*** Begin section ***

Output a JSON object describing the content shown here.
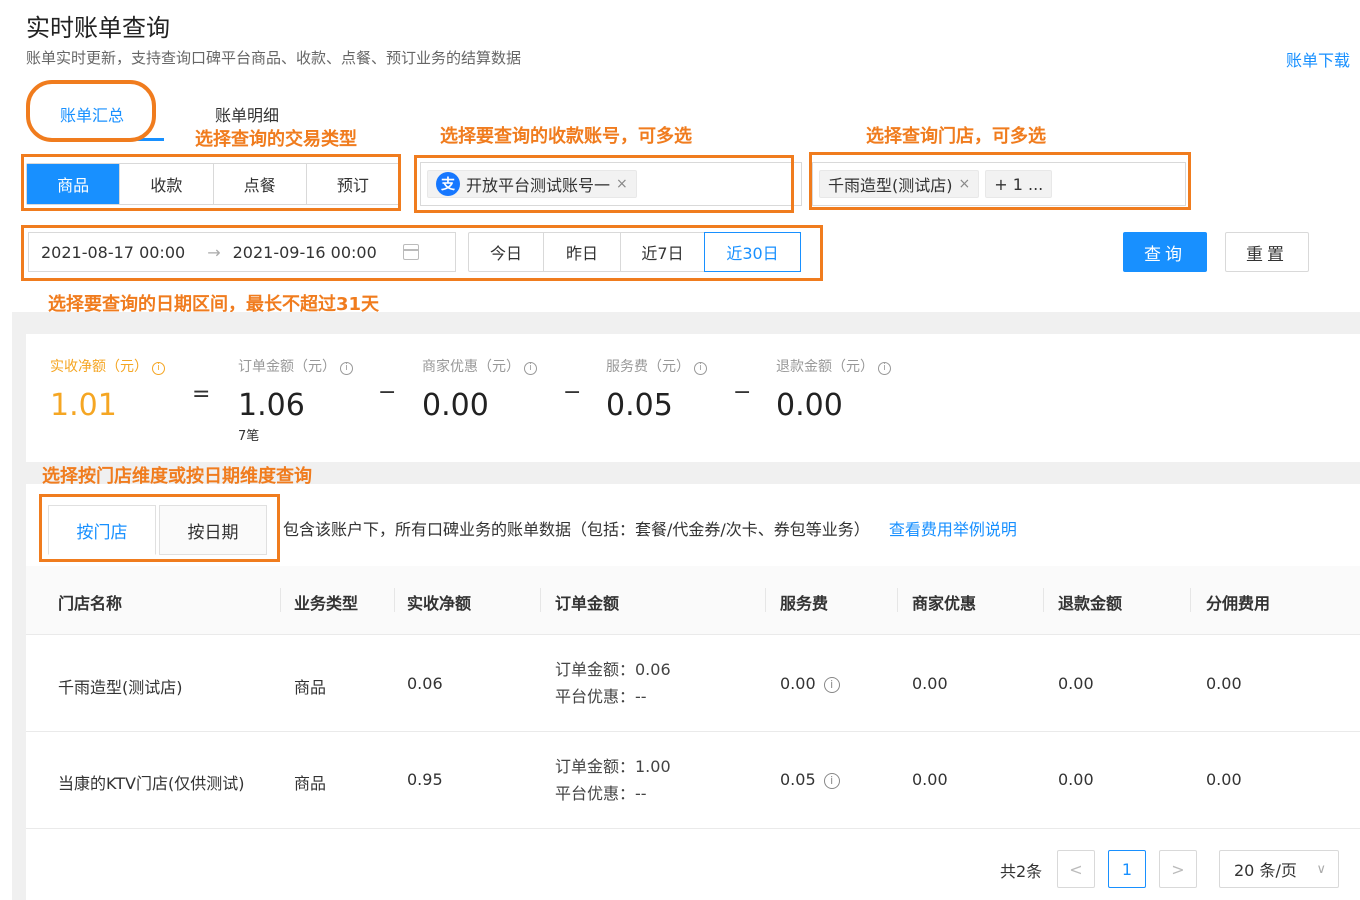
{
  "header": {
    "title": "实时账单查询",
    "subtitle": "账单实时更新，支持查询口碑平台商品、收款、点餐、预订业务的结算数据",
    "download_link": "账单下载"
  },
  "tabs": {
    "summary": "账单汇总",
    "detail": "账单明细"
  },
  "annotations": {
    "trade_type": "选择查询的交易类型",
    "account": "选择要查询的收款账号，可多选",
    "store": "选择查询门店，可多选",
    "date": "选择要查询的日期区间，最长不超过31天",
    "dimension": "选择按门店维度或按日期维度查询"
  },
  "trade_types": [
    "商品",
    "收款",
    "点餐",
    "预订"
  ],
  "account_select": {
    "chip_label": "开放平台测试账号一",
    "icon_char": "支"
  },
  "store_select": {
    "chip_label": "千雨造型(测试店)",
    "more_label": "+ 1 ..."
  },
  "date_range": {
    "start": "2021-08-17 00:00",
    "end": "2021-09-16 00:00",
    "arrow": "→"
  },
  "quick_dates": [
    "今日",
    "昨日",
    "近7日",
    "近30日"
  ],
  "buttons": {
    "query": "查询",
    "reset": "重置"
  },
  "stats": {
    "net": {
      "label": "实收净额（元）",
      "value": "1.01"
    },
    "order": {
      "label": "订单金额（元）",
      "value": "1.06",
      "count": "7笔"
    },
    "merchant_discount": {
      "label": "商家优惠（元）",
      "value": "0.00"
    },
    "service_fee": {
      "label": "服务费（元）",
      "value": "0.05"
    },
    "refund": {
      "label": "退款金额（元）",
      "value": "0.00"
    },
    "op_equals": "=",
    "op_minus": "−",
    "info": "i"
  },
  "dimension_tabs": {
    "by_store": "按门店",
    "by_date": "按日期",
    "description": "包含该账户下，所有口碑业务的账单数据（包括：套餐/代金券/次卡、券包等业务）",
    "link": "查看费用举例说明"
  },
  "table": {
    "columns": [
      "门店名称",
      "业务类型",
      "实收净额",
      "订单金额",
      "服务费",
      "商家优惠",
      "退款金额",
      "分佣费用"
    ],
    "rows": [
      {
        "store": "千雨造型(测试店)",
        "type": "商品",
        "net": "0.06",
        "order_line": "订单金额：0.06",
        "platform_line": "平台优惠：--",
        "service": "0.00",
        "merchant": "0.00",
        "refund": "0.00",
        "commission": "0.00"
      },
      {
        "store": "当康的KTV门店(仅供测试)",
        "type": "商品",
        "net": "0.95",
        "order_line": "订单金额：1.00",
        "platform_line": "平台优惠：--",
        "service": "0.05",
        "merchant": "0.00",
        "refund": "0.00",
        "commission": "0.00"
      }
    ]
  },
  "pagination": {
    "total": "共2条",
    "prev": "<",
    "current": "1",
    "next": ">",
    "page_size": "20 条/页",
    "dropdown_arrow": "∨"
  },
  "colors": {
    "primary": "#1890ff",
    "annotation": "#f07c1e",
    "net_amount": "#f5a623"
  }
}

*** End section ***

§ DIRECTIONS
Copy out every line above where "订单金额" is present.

§ REPLY TO THE TASK
      "label": "订单金额（元）",
      "订单金额",
        "order_line": "订单金额：0.06",
        "order_line": "订单金额：1.00",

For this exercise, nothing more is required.